(EXERCISE INPUTS Opens)
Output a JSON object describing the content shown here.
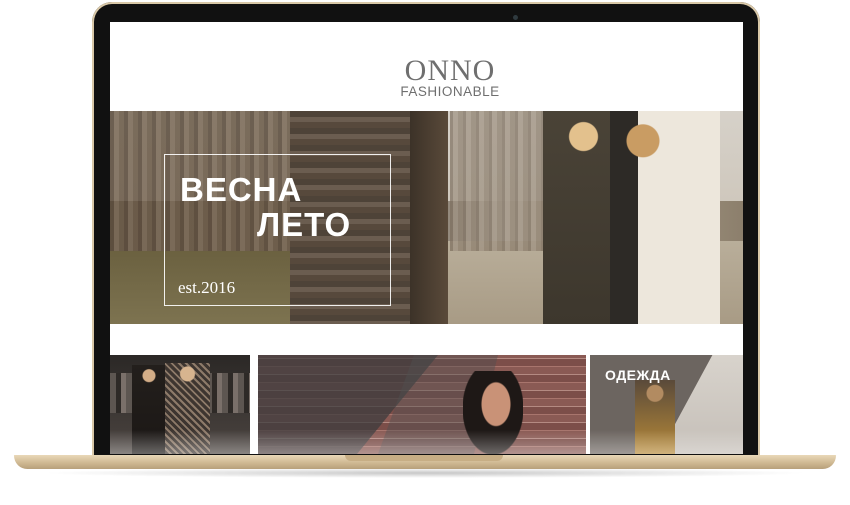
{
  "brand": {
    "name": "ONNO",
    "tagline": "FASHIONABLE"
  },
  "hero": {
    "title_line1": "ВЕСНА",
    "title_line2": "ЛЕТО",
    "established": "est.2016"
  },
  "tiles": [
    {
      "label": ""
    },
    {
      "label": ""
    },
    {
      "label": "ОДЕЖДА"
    }
  ],
  "colors": {
    "logo": "#6f6f6f",
    "frame": "#111111",
    "base": "#cdb690"
  }
}
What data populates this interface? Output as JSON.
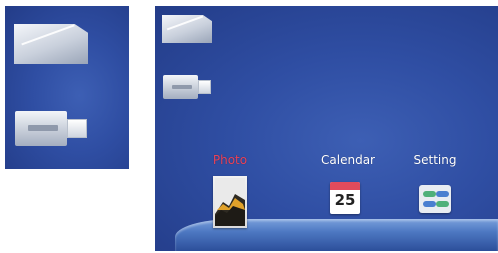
{
  "menu": {
    "items": [
      {
        "label": "Photo",
        "icon": "photo-icon",
        "selected": true
      },
      {
        "label": "Calendar",
        "icon": "calendar-icon",
        "selected": false,
        "day": "25"
      },
      {
        "label": "Setting",
        "icon": "settings-icon",
        "selected": false
      }
    ]
  },
  "storage": {
    "left_panel": [
      "sd-card-icon",
      "usb-drive-icon"
    ],
    "main_panel": [
      "sd-card-icon",
      "usb-drive-icon"
    ]
  },
  "colors": {
    "background": "#2f4ea3",
    "selected_label": "#e8425a",
    "label": "#ffffff",
    "dock": "#4d78c2"
  }
}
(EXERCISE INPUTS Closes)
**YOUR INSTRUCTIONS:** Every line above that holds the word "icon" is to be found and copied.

**WRITTEN RESPONSE:**
        "icon": "photo-icon",
        "icon": "calendar-icon",
        "icon": "settings-icon",
      "sd-card-icon",
      "usb-drive-icon"
      "sd-card-icon",
      "usb-drive-icon"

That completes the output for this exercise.